  • Insulation Degradation: Over time, the rubber insulation on the wires can become brittle and fall off, exposing live wires. Imagine your wires playing a game of electrical strip poker – not something you want happening on your walls.
  • Limited Capacity: These systems were designed for the electrical needs of the early 20th century. Try running your air-con, big-screen TV, and gaming PC off a system designed to power a radio and a few light bulbs.
  • Insurance Headaches: Many insurance companies won’t cover homes with knob and tube wiring, or they’ll charge you an arm and a leg for the privilege. It’s like trying to insure a horse and buggy for the Indy 500.
  • Potential Fire Hazard: When combined with modern insulation (which these systems were never designed for), knob and tube wiring can become a fire risk. It’s like putting a steam engine in a Tesla – something’s bound to go wrong.

The Verdict: Should You Keep Your Knob and Tube Wiring?

Here’s where I channel my inner Mark Manson and give it to you straight:

No. Just… no.

While knob and tube wiring might have some quaint historical charm, the risks far outweigh the benefits. It’s like using a quill and ink instead of a computer because it’s more ‘authentic’. Sure, it might work, but at what cost?

What to Do If You Have Knob and Tube Wiring

  • Don’t Panic: Your house isn’t going to burst into flames tomorrow. But don’t ignore it either.
  • Get an Inspection: Have a licensed electrician (like the pros at MC Electrical) assess your system. They can tell you if it’s still in good condition and what needs to be done.
  • Plan for Replacement: Start budgeting for a rewire. It’s not cheap, but neither is a house fire.
  • Consider Partial Replacement: If a full rewire isn’t in the cards right now, consider replacing the most critical circuits first.
  • Be Cautious: Until you can replace the system, avoid overloading circuits and never use three-prong adapters on two-prong outlets.

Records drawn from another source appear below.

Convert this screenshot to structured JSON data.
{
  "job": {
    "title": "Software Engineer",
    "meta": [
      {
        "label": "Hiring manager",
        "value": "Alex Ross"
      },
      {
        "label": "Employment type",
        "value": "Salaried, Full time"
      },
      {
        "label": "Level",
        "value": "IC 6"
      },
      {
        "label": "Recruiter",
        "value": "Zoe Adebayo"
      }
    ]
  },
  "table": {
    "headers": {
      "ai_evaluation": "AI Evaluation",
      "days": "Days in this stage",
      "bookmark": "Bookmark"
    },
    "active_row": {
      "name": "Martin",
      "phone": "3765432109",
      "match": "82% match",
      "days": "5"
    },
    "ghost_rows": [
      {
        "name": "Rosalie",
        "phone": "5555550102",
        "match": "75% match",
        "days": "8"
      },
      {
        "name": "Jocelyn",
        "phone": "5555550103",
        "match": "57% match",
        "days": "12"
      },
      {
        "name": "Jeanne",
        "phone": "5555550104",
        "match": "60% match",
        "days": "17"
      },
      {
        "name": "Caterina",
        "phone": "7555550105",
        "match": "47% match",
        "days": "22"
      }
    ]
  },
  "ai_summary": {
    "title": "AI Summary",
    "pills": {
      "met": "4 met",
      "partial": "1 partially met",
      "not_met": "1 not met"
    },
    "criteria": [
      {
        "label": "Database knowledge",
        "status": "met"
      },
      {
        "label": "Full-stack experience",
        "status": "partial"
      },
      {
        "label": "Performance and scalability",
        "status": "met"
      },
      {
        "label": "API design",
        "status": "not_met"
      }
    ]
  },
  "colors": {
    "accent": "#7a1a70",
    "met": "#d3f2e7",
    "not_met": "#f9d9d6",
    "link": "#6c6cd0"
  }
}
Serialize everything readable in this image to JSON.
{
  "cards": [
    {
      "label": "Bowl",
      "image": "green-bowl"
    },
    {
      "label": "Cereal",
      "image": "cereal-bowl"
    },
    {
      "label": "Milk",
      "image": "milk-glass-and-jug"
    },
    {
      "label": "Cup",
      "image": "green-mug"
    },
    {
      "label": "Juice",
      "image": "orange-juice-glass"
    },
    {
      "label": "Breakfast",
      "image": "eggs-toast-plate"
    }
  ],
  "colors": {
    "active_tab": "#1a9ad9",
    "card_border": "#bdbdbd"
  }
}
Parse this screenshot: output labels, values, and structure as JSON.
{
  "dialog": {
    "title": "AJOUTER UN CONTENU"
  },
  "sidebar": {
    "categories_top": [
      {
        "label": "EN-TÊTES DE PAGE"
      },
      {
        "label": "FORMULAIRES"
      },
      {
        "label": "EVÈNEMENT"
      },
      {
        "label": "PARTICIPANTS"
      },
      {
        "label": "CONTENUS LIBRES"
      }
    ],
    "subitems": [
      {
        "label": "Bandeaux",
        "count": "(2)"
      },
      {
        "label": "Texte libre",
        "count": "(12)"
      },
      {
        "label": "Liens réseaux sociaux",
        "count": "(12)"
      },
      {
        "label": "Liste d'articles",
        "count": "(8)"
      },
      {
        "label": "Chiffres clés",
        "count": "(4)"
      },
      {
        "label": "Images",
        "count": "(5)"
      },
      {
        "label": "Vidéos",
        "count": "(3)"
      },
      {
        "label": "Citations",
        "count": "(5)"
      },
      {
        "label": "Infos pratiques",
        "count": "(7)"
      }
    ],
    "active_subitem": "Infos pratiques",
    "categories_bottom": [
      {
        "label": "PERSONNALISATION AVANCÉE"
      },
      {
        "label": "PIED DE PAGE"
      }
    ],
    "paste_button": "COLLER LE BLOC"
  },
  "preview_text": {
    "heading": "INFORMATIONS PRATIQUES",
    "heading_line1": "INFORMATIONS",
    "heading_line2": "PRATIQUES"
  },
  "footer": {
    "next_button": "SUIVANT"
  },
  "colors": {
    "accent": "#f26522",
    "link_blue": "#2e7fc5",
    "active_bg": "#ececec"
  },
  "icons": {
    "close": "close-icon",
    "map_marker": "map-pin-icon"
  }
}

The Bottom Line

Knob and tube wiring is like that vintage car your grandpa left you. It might have some charm and even a few advantages, but ultimately, it’s not suited for modern life. It’s a relic of a bygone era, much like dial-up internet or floppy disks.

Investment in updating your electrical system is worth every penny. It’s not just about safety (although that’s a pretty big deal); it’s about peace of mind, insurance savings, and running all your modern gadgets without fear of burning down the house.

So, if you’re sitting in your heritage Queenslander right now, reading this on your smartphone, powered by an electrical system older than your great-grandparents, it might be time to call the folks at MC Electrical. While vintage is great for fashion and wine, when it comes to electricity, newer is definitely better.

Remember, being a trendsetter isn’t always a good thing in the world of electrical systems. Sometimes, it’s better to follow the crowd – especially when that crowd is heading towards safer, more efficient electrical systems. Your toaster, insurance company, and peace of mind will thank you.

MC Electrical & Communications Avatar
MC Electrical & Communications
2 weeks ago